Sarasota's 1-mill tax increase is generating an additional $30-million a year and will sunset in 2006. Pasco schools, which are sharing part of their money with the county and other municipalities, stand to gain $196-million over the course of 10 years.
In Pasco, supporters argued that the money was needed to help schools keep pace with growth. The district's five board members lobbied hard for the sales tax increase.
"I would ask people every place I went, the grocery store, library, wherever," said Marge Whaley, who is seeking another term on the Pasco School Board. "If you're going to be in public office, I feel like you have to defend what you feel is right for your kids."
In Sarasota, School Board members took a back seat to Citizens for Better Schools, which did most of the campaigning. That group gave more than 350 speeches in six months, and members say they are skeptical Pinellas can cover the same amount of ground in less time.
"You're just going to have to have a lot of voters who really like their school system if it's going to pass," said Carl Weinrich, who led Sarasota's campaign.
Campaign organizers insist Pinellas is different.
The Pinellas School Board is the largest employer in the county and touches the lives of 112,000 children and families every day. And county residents have historically been open to taxing themselves. The successful passage of the Penny for Pinellas tax in 1997 is one example.
University of South Florida professor Darryl Paulson said he isn't so sure Penny for Pinellas is the best model for the school referendum.
Penny for Pinellas had a little something for everyone, he said, and there is a limit to how much residents will tax themselves.
There are plenty of unknowns in the coming election, said Paulson, who is writing a book on Florida politics.
One scenario: A Republican groundswell goes to the polls to support President Bush in the presidential race and Mel Martinez in his fight for a U.S. Senate seat. Both candidates oppose tax increases and are likely to draw voters with the same beliefs.
"I think it's going to pass, but it's going to be a lot closer than people anticipate," Paulson said.

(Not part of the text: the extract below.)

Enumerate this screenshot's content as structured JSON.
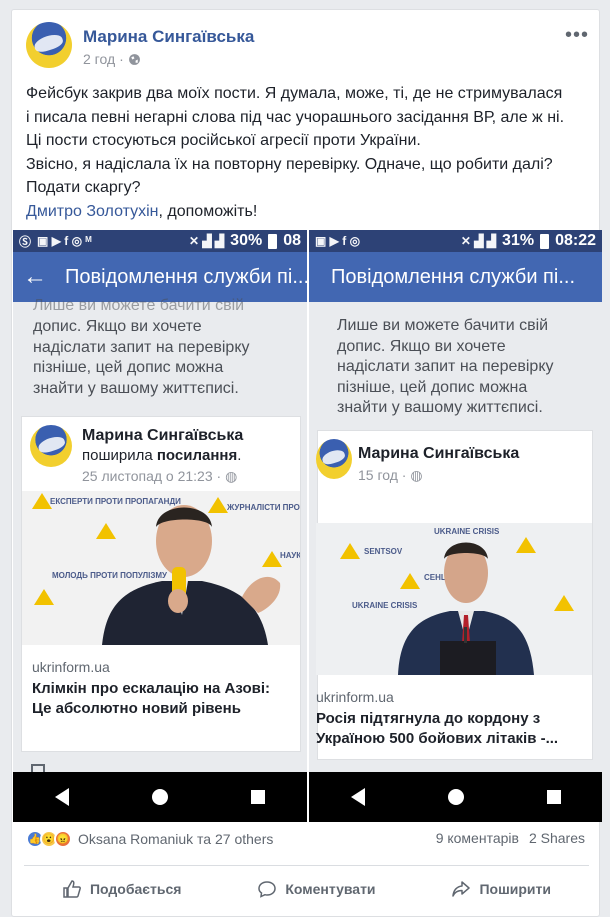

Heller is optimistic. His group is targeting 40,000 absentee voters with a message that the county needs higher pay to attract and retain quality teachers. But with so little campaign money, television and other advertising is unlikely.
Some numbers are on the district's side. In the last five years, 18 Florida school districts have passed a referendum of some kind. Only three have failed, says Blanton, of the Florida School Boards Association.
"October is going to be a busy month for us - big and busy," Heller said.